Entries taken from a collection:

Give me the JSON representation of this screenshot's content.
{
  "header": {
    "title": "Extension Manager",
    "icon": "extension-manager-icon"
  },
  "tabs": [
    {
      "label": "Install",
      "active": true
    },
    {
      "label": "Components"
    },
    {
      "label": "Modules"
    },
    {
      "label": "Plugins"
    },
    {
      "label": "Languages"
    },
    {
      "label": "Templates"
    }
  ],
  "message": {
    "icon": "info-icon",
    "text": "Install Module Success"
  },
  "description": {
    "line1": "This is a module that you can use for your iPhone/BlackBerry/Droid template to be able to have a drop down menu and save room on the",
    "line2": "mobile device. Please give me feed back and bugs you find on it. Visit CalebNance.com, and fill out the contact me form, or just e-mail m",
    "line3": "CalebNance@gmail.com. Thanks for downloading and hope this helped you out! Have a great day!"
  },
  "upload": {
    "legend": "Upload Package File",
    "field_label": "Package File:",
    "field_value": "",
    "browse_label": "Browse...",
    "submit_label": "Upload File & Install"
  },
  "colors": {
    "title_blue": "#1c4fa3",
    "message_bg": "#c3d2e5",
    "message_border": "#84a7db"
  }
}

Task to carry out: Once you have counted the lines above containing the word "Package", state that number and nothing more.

Task answer: 2